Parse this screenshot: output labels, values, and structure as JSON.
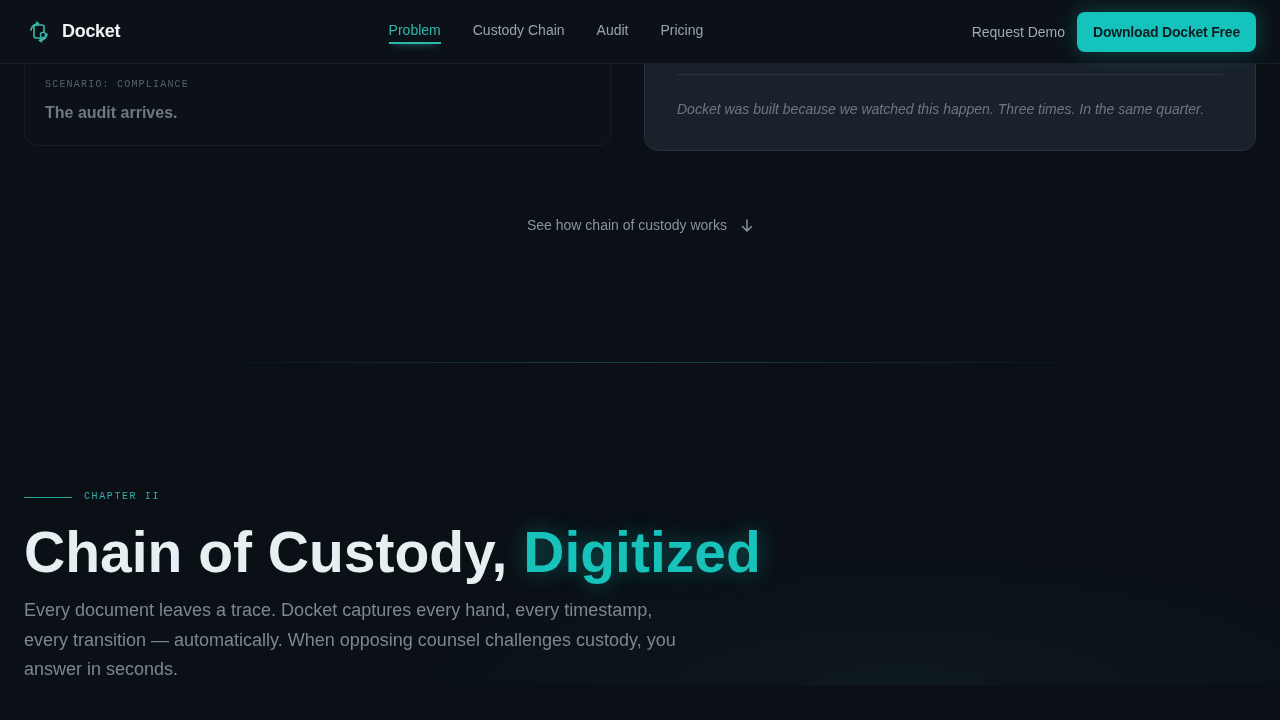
{
  "header": {
    "brand": "Docket",
    "nav": [
      {
        "label": "Problem",
        "selected": true
      },
      {
        "label": "Custody Chain",
        "selected": false
      },
      {
        "label": "Audit",
        "selected": false
      },
      {
        "label": "Pricing",
        "selected": false
      }
    ],
    "actions": [
      {
        "kind": "link",
        "label": "Request Demo"
      },
      {
        "kind": "primary",
        "label": "Download Docket Free"
      }
    ]
  },
  "scenario_cards": [
    {
      "kind": "plain",
      "eyebrow": "SCENARIO: COMPLIANCE",
      "title": "The audit arrives."
    },
    {
      "kind": "highlight",
      "quote": "Docket was built because we watched this happen. Three times. In the same quarter."
    }
  ],
  "scroll_link": {
    "label": "See how chain of custody works"
  },
  "chapter": {
    "eyebrow": "CHAPTER II",
    "title": "Chain of Custody,",
    "highlight": "Digitized",
    "body": "Every document leaves a trace. Docket captures every hand, every timestamp, every transition — automatically. When opposing counsel challenges custody, you answer in seconds."
  }
}
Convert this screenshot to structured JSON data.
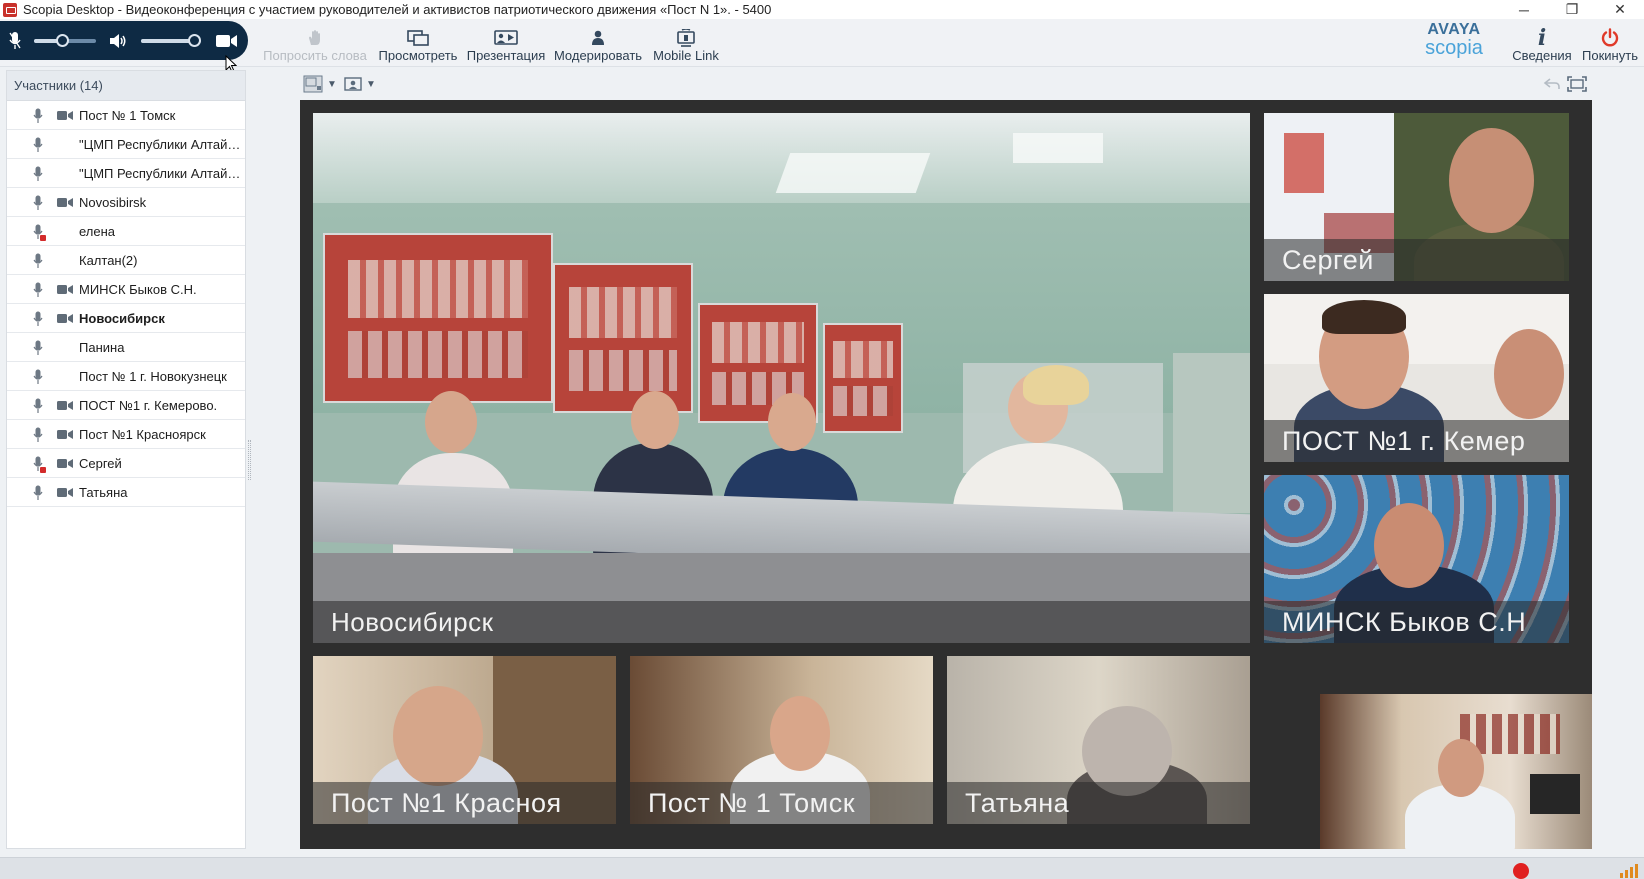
{
  "window": {
    "title": "Scopia Desktop - Видеоконференция с участием руководителей и активистов патриотического движения «Пост N 1». - 5400",
    "controls": {
      "minimize": "─",
      "restore": "❐",
      "close": "✕"
    }
  },
  "audio": {
    "mic_volume": 0.45,
    "speaker_volume": 0.88
  },
  "toolbar": {
    "request_floor": "Попросить слова",
    "view": "Просмотреть",
    "presentation": "Презентация",
    "moderate": "Модерировать",
    "mobile_link": "Mobile Link",
    "info": "Сведения",
    "leave": "Покинуть"
  },
  "brand": {
    "line1": "AVAYA",
    "line2": "scopia"
  },
  "participants": {
    "header": "Участники (14)",
    "items": [
      {
        "name": "Пост № 1 Томск",
        "camera": true,
        "bold": false,
        "mic_locked": false
      },
      {
        "name": "\"ЦМП Республики Алтай\" г.Горно-Алтайск",
        "camera": false,
        "bold": false,
        "mic_locked": false
      },
      {
        "name": "\"ЦМП Республики Алтай\" г.Горно-Алтайск",
        "camera": false,
        "bold": false,
        "mic_locked": false
      },
      {
        "name": "Novosibirsk",
        "camera": true,
        "bold": false,
        "mic_locked": false
      },
      {
        "name": "елена",
        "camera": false,
        "bold": false,
        "mic_locked": true
      },
      {
        "name": "Калтан(2)",
        "camera": false,
        "bold": false,
        "mic_locked": false
      },
      {
        "name": "МИНСК Быков С.Н.",
        "camera": true,
        "bold": false,
        "mic_locked": false
      },
      {
        "name": "Новосибирск",
        "camera": true,
        "bold": true,
        "mic_locked": false
      },
      {
        "name": "Панина",
        "camera": false,
        "bold": false,
        "mic_locked": false
      },
      {
        "name": "Пост № 1 г. Новокузнецк",
        "camera": false,
        "bold": false,
        "mic_locked": false
      },
      {
        "name": "ПОСТ №1 г. Кемерово.",
        "camera": true,
        "bold": false,
        "mic_locked": false
      },
      {
        "name": "Пост №1 Красноярск",
        "camera": true,
        "bold": false,
        "mic_locked": false
      },
      {
        "name": "Сергей",
        "camera": true,
        "bold": false,
        "mic_locked": true
      },
      {
        "name": "Татьяна",
        "camera": true,
        "bold": false,
        "mic_locked": false
      }
    ]
  },
  "video": {
    "main_label": "Новосибирск",
    "side": [
      {
        "label": "Сергей"
      },
      {
        "label": "ПОСТ №1 г. Кемер"
      },
      {
        "label": "МИНСК Быков С.Н"
      }
    ],
    "bottom": [
      {
        "label": "Пост №1 Красноя"
      },
      {
        "label": "Пост № 1 Томск"
      },
      {
        "label": "Татьяна"
      }
    ]
  },
  "colors": {
    "accent": "#0e2a44",
    "leave_red": "#e03a2a",
    "record_red": "#e02020",
    "signal_orange": "#e08a1e"
  }
}
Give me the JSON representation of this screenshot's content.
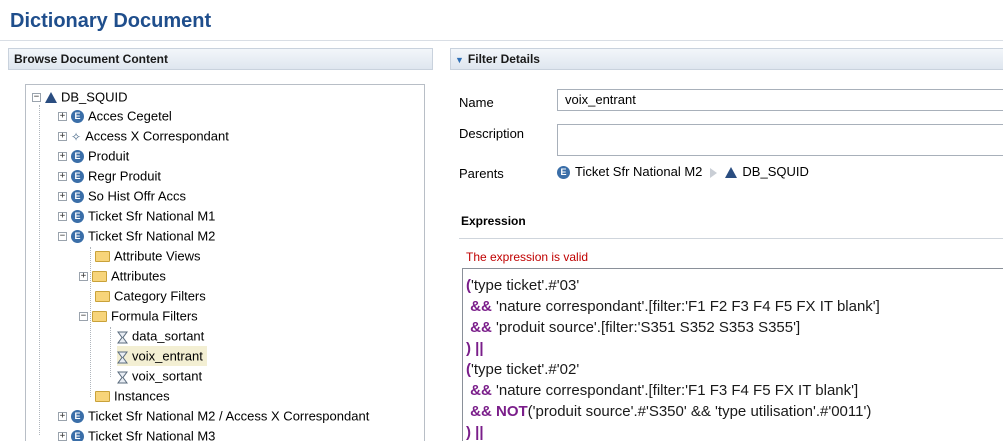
{
  "page": {
    "title": "Dictionary Document"
  },
  "left_panel": {
    "header": "Browse Document Content"
  },
  "tree": {
    "root": "DB_SQUID",
    "items": [
      "Acces Cegetel",
      "Access X Correspondant",
      "Produit",
      "Regr Produit",
      "So Hist Offr Accs",
      "Ticket Sfr National M1",
      "Ticket Sfr National M2",
      "Attribute Views",
      "Attributes",
      "Category Filters",
      "Formula Filters",
      "data_sortant",
      "voix_entrant",
      "voix_sortant",
      "Instances",
      "Ticket Sfr National M2 / Access X Correspondant",
      "Ticket Sfr National M3"
    ]
  },
  "right_panel": {
    "header": "Filter Details"
  },
  "form": {
    "name_label": "Name",
    "name_value": "voix_entrant",
    "description_label": "Description",
    "description_value": "",
    "parents_label": "Parents",
    "parent_1": "Ticket Sfr National M2",
    "parent_2": "DB_SQUID"
  },
  "expression": {
    "title": "Expression",
    "status": "The expression is valid",
    "lines": {
      "l1": "('type ticket'.#'03'",
      "l2_op": " && ",
      "l2": "'nature correspondant'.[filter:'F1 F2 F3 F4 F5 FX IT blank']",
      "l3_op": " && ",
      "l3": "'produit source'.[filter:'S351 S352 S353 S355']",
      "l4": ") ||",
      "l5": "('type ticket'.#'02'",
      "l6_op": " && ",
      "l6": "'nature correspondant'.[filter:'F1 F3 F4 F5 FX IT blank']",
      "l7_op": " && ",
      "l7_kw": "NOT",
      "l7": "('produit source'.#'S350' && 'type utilisation'.#'0011')",
      "l8": ") ||"
    }
  },
  "colors": {
    "title": "#1f4e8c",
    "valid_text": "#c00000",
    "keyword": "#7a1e8a",
    "selected_row": "#f3efd3"
  }
}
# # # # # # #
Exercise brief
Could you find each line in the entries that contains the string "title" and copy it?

Result of the task
      "title": "The audit arrives."
    "title": "Chain of Custody,",
    "title": "Scopia Desktop - Видеоконференция с участием руководителей и активистов патриотического движения «Пост N 1». - 5400",
    "title": "Dictionary Document"
    "title": "Expression",
    "title": "#1f4e8c",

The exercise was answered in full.